-------- The data --------

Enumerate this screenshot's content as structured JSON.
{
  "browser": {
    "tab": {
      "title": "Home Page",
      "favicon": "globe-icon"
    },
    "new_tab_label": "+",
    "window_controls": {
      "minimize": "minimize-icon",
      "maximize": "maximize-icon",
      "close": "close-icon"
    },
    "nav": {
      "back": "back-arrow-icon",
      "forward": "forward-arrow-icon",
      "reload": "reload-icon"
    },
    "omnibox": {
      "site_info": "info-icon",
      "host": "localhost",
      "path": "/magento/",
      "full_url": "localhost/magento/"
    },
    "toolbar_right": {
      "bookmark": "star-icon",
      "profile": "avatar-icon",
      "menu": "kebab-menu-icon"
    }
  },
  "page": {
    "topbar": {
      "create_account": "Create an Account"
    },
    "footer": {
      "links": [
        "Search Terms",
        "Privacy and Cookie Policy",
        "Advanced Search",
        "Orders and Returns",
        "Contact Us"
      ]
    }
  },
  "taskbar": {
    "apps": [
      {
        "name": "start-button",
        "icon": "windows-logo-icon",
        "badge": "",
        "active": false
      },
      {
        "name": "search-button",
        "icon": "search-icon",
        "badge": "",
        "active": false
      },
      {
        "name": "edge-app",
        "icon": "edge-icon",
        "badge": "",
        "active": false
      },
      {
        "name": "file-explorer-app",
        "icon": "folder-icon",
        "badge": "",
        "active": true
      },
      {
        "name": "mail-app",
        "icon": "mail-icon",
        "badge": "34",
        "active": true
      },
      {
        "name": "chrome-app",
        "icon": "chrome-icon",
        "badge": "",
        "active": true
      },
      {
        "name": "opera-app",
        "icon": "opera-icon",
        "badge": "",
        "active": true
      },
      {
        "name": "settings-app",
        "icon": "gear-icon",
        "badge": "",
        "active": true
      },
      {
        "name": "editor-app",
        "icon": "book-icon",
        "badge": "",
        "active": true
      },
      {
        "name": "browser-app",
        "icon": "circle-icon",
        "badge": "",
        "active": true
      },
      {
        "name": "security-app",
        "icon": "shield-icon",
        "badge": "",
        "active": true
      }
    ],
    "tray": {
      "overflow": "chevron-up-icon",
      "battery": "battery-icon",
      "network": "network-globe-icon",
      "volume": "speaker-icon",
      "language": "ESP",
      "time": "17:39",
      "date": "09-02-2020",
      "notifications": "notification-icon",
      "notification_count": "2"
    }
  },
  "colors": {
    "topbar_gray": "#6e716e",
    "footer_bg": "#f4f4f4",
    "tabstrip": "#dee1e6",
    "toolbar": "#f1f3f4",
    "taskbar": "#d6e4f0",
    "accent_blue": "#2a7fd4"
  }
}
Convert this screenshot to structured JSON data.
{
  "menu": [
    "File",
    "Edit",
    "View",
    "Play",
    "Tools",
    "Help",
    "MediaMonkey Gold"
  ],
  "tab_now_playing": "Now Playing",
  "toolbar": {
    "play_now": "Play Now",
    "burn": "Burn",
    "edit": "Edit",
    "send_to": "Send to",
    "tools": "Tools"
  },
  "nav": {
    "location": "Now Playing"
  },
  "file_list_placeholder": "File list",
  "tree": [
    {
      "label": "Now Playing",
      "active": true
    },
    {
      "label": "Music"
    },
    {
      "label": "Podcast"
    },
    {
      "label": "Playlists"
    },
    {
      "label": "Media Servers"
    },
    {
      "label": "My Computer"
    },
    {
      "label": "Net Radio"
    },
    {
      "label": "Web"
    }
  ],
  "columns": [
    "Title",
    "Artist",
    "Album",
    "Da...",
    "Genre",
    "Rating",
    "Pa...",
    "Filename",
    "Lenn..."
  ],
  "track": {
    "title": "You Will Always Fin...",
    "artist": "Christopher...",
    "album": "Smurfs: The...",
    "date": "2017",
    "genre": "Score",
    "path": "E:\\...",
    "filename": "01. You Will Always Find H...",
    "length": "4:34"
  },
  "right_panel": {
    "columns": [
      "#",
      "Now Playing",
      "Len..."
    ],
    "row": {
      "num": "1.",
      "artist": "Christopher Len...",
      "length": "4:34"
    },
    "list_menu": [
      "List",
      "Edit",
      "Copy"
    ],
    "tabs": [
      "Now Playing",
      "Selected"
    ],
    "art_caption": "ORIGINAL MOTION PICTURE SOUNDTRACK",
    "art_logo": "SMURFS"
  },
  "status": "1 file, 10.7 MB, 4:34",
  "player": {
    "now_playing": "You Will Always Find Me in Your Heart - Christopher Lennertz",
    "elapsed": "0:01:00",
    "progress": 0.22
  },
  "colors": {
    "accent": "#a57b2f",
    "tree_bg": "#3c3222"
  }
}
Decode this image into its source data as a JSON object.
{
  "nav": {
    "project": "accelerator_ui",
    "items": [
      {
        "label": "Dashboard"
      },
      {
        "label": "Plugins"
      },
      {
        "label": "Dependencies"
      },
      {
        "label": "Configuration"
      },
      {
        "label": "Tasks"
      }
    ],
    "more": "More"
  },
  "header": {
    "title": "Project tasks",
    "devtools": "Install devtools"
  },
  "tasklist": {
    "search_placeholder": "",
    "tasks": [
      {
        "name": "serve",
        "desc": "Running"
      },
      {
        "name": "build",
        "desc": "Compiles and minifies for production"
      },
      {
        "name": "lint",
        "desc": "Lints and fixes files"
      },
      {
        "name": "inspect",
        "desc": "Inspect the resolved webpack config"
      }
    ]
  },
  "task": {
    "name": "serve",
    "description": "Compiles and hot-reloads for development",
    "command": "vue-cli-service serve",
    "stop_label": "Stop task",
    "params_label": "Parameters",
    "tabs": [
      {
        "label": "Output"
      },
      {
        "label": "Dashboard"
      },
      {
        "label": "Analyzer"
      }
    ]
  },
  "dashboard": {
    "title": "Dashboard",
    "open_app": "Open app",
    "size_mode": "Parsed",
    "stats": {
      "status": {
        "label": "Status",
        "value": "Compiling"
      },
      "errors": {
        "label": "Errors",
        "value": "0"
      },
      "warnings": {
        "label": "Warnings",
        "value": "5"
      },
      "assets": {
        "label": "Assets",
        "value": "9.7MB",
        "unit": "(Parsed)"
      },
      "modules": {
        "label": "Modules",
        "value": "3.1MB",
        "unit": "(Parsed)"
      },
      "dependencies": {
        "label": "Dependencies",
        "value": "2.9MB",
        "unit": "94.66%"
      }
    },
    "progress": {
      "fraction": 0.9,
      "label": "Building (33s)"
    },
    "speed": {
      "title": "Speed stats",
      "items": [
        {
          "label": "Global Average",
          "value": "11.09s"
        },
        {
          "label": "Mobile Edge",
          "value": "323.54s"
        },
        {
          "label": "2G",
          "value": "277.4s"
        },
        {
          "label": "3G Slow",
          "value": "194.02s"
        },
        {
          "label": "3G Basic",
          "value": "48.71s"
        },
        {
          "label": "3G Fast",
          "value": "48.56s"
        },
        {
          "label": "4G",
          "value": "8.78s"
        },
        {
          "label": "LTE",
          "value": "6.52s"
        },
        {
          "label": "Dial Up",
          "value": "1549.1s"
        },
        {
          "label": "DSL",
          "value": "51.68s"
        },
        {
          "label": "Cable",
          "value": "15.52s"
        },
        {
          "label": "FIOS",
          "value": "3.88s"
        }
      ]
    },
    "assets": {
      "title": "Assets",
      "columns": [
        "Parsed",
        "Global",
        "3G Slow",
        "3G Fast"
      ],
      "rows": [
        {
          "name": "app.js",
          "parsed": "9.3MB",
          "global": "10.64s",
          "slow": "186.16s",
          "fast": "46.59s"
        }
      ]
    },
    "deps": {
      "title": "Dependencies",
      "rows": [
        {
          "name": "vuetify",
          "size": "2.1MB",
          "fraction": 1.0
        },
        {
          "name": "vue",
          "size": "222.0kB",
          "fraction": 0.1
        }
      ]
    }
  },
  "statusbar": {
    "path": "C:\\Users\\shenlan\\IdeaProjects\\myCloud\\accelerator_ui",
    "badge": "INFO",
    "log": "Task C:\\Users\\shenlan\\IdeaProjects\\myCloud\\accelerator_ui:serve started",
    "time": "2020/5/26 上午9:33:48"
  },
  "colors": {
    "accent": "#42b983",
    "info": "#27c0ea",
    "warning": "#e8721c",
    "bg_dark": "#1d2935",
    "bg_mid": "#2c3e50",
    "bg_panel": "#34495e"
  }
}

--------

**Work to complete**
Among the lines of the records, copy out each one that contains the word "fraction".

**Finished task**
      "fraction": 0.9,
          "fraction": 1.0
          "fraction": 0.1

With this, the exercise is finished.